What I found interesting was that the criticism of the argument that I found (and mind you, this is just in five minutes of searching, I'm sure there's better criticism out there) fell into the same trap: they tried to argue understanding or consciousness back into the experiment, e.g. the system of Searle and the rulebook understood Chinese, even if Searle didn't, or that we needed a new definition of "understand" or "meaning" or something like that.

That, of course, and the illustration given by my example, is an enormously long and involved sinkhole of a topic. So of course I'll probably blog about it next time. Mmm...sinkhole.

Periapse said...

Wow. I see this post as much more than a novel critique of the Chinese Room. More even than an observation on the reality behind communication (which I agree with Sam it is). If I understood it correctly it's a direct challenge to the Turing Test itself.

If understanding communication can be so problematic, then what value is there in an Intelligence test based on it? We should probably be thankful that any kind of meaningful communication (between human intelligences) is possible at all and just leave it at that.

This, to me, leads in two directions. One is to further explore how our internal Theory of Mind (that which allows us to model mental states of others and predict behavior) relates to communication potential and our ability to ascribe Intelligence to other beings based on it.

The other is to follow up on the implications for communication itself. Some people have actually embraced the idea that communication, particularly text, is a problematic endeavor. I believe it was Yale critic Harrold Bloom who first advanced the idea that all strong readings of text are actually mis-readings (in "Anxiety of Influence", if my memory serves). It may be that the "narrative-driven recipe for Gazpacho" (btw -- one of my favorite lines from the post) is actually more useful and interesting than the intended discourse on STNG.

So much to think about. So little mental bandwidth.

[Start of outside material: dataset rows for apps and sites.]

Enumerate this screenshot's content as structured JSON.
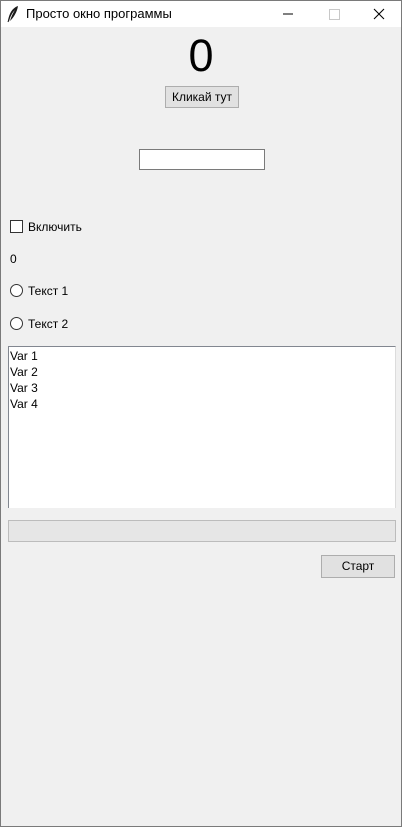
{
  "window": {
    "title": "Просто окно программы",
    "icon": "feather-icon"
  },
  "titlebar_buttons": [
    "minimize-icon",
    "maximize-icon",
    "close-icon"
  ],
  "counter": {
    "value": "0"
  },
  "buttons": {
    "click_label": "Кликай тут",
    "start_label": "Старт"
  },
  "entry": {
    "value": ""
  },
  "checkbox": {
    "label": "Включить",
    "checked": false
  },
  "value_label": "0",
  "radios": [
    {
      "label": "Текст 1",
      "selected": false
    },
    {
      "label": "Текст 2",
      "selected": false
    }
  ],
  "listbox": {
    "items": [
      "Var 1",
      "Var 2",
      "Var 3",
      "Var 4"
    ]
  },
  "progress": {
    "value": 0
  }
}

I need a meta-cortex.

alicia said...

When i read this post i felt like i did when i had to read being and time in college. either you are so smart that your observations are beyond my pee-brain comprehension or you just don't make any sense.

a third possibility is that i only sleep 4 hours a night so i am now crazy from sleep deprivation and unable to comprehend anything.